--- Data listing ---

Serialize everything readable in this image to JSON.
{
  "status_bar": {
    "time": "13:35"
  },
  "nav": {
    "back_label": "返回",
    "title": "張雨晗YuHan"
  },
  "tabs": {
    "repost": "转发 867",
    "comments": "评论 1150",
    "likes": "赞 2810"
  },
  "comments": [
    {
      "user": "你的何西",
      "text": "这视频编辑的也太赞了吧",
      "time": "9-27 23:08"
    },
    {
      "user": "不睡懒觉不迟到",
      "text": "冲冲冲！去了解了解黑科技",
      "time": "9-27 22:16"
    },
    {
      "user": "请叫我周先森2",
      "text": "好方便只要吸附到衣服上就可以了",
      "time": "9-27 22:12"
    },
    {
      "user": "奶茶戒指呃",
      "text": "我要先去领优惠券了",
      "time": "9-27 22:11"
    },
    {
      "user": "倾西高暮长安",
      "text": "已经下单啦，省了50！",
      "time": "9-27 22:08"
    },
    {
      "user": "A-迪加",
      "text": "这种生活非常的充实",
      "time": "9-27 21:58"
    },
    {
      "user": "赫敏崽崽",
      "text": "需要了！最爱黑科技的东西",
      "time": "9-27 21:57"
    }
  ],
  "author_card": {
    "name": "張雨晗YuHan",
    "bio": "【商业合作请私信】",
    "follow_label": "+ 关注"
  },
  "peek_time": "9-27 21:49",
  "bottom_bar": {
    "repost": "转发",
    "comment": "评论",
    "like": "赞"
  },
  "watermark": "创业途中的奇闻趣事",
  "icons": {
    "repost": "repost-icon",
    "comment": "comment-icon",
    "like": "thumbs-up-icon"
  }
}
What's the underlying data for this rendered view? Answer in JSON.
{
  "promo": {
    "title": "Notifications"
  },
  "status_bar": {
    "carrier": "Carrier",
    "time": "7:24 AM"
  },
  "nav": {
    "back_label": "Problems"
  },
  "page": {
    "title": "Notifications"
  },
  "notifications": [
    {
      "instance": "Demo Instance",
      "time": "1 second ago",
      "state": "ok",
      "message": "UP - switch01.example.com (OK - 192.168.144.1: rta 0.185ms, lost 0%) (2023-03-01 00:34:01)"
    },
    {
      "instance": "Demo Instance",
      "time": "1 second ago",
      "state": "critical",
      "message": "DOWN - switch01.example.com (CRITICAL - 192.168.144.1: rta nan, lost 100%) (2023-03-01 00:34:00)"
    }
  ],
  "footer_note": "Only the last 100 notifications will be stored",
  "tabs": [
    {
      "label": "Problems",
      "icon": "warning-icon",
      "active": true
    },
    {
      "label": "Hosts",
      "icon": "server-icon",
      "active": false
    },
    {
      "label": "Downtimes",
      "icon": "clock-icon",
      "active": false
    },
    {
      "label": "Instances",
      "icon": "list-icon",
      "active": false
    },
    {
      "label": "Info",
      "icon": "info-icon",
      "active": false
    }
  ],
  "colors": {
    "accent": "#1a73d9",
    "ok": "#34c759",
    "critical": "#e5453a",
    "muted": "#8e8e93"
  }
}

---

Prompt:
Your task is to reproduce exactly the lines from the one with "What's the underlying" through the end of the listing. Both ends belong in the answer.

Finished task:
What's the underlying data for this rendered view? Answer in JSON.
{
  "promo": {
    "title": "Notifications"
  },
  "status_bar": {
    "carrier": "Carrier",
    "time": "7:24 AM"
  },
  "nav": {
    "back_label": "Problems"
  },
  "page": {
    "title": "Notifications"
  },
  "notifications": [
    {
      "instance": "Demo Instance",
      "time": "1 second ago",
      "state": "ok",
      "message": "UP - switch01.example.com (OK - 192.168.144.1: rta 0.185ms, lost 0%) (2023-03-01 00:34:01)"
    },
    {
      "instance": "Demo Instance",
      "time": "1 second ago",
      "state": "critical",
      "message": "DOWN - switch01.example.com (CRITICAL - 192.168.144.1: rta nan, lost 100%) (2023-03-01 00:34:00)"
    }
  ],
  "footer_note": "Only the last 100 notifications will be stored",
  "tabs": [
    {
      "label": "Problems",
      "icon": "warning-icon",
      "active": true
    },
    {
      "label": "Hosts",
      "icon": "server-icon",
      "active": false
    },
    {
      "label": "Downtimes",
      "icon": "clock-icon",
      "active": false
    },
    {
      "label": "Instances",
      "icon": "list-icon",
      "active": false
    },
    {
      "label": "Info",
      "icon": "info-icon",
      "active": false
    }
  ],
  "colors": {
    "accent": "#1a73d9",
    "ok": "#34c759",
    "critical": "#e5453a",
    "muted": "#8e8e93"
  }
}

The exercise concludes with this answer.